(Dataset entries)

*-*-*

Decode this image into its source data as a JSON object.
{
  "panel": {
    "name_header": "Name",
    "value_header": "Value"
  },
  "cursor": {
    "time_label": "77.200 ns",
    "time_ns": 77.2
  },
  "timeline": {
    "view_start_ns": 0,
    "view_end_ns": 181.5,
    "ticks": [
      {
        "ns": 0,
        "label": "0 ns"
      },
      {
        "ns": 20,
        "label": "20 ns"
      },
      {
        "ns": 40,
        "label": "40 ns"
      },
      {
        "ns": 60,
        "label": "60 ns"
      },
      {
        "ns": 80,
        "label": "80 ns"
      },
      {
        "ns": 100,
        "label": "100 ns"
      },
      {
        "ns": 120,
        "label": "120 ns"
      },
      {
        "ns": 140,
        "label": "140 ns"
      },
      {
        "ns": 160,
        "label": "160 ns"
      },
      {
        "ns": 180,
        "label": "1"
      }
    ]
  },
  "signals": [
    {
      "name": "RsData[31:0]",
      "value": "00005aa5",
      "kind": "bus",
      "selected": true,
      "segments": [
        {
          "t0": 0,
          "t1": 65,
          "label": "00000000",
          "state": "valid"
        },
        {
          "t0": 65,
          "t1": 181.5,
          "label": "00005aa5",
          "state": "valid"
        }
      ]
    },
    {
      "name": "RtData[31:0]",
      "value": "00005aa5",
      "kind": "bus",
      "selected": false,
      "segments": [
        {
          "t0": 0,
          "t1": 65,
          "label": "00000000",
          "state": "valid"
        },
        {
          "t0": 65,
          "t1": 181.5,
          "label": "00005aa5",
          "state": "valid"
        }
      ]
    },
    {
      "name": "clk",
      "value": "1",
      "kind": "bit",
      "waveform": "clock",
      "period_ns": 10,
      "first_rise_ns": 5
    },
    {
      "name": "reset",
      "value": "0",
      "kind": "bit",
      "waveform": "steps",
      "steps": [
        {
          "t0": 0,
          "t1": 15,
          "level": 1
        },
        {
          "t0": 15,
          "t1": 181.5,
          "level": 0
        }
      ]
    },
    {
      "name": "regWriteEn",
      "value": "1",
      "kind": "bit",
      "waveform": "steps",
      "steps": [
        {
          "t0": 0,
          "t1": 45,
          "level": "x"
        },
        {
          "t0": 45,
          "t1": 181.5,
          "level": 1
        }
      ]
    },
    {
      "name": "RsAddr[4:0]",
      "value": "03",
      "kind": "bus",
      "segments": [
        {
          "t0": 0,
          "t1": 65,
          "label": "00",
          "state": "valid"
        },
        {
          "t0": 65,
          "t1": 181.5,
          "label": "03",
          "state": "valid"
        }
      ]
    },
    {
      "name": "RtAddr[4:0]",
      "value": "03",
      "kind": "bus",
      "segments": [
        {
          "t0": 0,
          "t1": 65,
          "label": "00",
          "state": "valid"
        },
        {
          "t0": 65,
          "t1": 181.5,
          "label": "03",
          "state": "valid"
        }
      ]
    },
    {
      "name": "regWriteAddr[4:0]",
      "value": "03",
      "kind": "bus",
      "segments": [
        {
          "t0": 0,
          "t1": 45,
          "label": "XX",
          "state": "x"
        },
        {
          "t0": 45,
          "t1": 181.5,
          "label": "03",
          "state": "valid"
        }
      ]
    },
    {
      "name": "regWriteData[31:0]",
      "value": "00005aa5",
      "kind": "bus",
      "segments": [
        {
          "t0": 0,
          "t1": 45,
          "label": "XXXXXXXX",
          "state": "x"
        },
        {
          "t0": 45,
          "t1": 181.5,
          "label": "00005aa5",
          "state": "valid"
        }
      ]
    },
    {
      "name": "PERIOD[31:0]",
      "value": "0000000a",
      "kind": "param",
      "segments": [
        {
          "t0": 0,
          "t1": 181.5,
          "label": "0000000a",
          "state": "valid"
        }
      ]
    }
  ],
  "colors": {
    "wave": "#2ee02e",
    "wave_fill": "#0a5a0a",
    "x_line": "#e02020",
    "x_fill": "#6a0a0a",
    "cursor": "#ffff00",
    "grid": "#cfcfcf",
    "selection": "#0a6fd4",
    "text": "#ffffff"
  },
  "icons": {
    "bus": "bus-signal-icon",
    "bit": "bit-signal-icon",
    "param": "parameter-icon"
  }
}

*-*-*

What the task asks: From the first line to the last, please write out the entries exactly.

Task response:
Decode this image into its source data as a JSON object.
{
  "panel": {
    "name_header": "Name",
    "value_header": "Value"
  },
  "cursor": {
    "time_label": "77.200 ns",
    "time_ns": 77.2
  },
  "timeline": {
    "view_start_ns": 0,
    "view_end_ns": 181.5,
    "ticks": [
      {
        "ns": 0,
        "label": "0 ns"
      },
      {
        "ns": 20,
        "label": "20 ns"
      },
      {
        "ns": 40,
        "label": "40 ns"
      },
      {
        "ns": 60,
        "label": "60 ns"
      },
      {
        "ns": 80,
        "label": "80 ns"
      },
      {
        "ns": 100,
        "label": "100 ns"
      },
      {
        "ns": 120,
        "label": "120 ns"
      },
      {
        "ns": 140,
        "label": "140 ns"
      },
      {
        "ns": 160,
        "label": "160 ns"
      },
      {
        "ns": 180,
        "label": "1"
      }
    ]
  },
  "signals": [
    {
      "name": "RsData[31:0]",
      "value": "00005aa5",
      "kind": "bus",
      "selected": true,
      "segments": [
        {
          "t0": 0,
          "t1": 65,
          "label": "00000000",
          "state": "valid"
        },
        {
          "t0": 65,
          "t1": 181.5,
          "label": "00005aa5",
          "state": "valid"
        }
      ]
    },
    {
      "name": "RtData[31:0]",
      "value": "00005aa5",
      "kind": "bus",
      "selected": false,
      "segments": [
        {
          "t0": 0,
          "t1": 65,
          "label": "00000000",
          "state": "valid"
        },
        {
          "t0": 65,
          "t1": 181.5,
          "label": "00005aa5",
          "state": "valid"
        }
      ]
    },
    {
      "name": "clk",
      "value": "1",
      "kind": "bit",
      "waveform": "clock",
      "period_ns": 10,
      "first_rise_ns": 5
    },
    {
      "name": "reset",
      "value": "0",
      "kind": "bit",
      "waveform": "steps",
      "steps": [
        {
          "t0": 0,
          "t1": 15,
          "level": 1
        },
        {
          "t0": 15,
          "t1": 181.5,
          "level": 0
        }
      ]
    },
    {
      "name": "regWriteEn",
      "value": "1",
      "kind": "bit",
      "waveform": "steps",
      "steps": [
        {
          "t0": 0,
          "t1": 45,
          "level": "x"
        },
        {
          "t0": 45,
          "t1": 181.5,
          "level": 1
        }
      ]
    },
    {
      "name": "RsAddr[4:0]",
      "value": "03",
      "kind": "bus",
      "segments": [
        {
          "t0": 0,
          "t1": 65,
          "label": "00",
          "state": "valid"
        },
        {
          "t0": 65,
          "t1": 181.5,
          "label": "03",
          "state": "valid"
        }
      ]
    },
    {
      "name": "RtAddr[4:0]",
      "value": "03",
      "kind": "bus",
      "segments": [
        {
          "t0": 0,
          "t1": 65,
          "label": "00",
          "state": "valid"
        },
        {
          "t0": 65,
          "t1": 181.5,
          "label": "03",
          "state": "valid"
        }
      ]
    },
    {
      "name": "regWriteAddr[4:0]",
      "value": "03",
      "kind": "bus",
      "segments": [
        {
          "t0": 0,
          "t1": 45,
          "label": "XX",
          "state": "x"
        },
        {
          "t0": 45,
          "t1": 181.5,
          "label": "03",
          "state": "valid"
        }
      ]
    },
    {
      "name": "regWriteData[31:0]",
      "value": "00005aa5",
      "kind": "bus",
      "segments": [
        {
          "t0": 0,
          "t1": 45,
          "label": "XXXXXXXX",
          "state": "x"
        },
        {
          "t0": 45,
          "t1": 181.5,
          "label": "00005aa5",
          "state": "valid"
        }
      ]
    },
    {
      "name": "PERIOD[31:0]",
      "value": "0000000a",
      "kind": "param",
      "segments": [
        {
          "t0": 0,
          "t1": 181.5,
          "label": "0000000a",
          "state": "valid"
        }
      ]
    }
  ],
  "colors": {
    "wave": "#2ee02e",
    "wave_fill": "#0a5a0a",
    "x_line": "#e02020",
    "x_fill": "#6a0a0a",
    "cursor": "#ffff00",
    "grid": "#cfcfcf",
    "selection": "#0a6fd4",
    "text": "#ffffff"
  },
  "icons": {
    "bus": "bus-signal-icon",
    "bit": "bit-signal-icon",
    "param": "parameter-icon"
  }
}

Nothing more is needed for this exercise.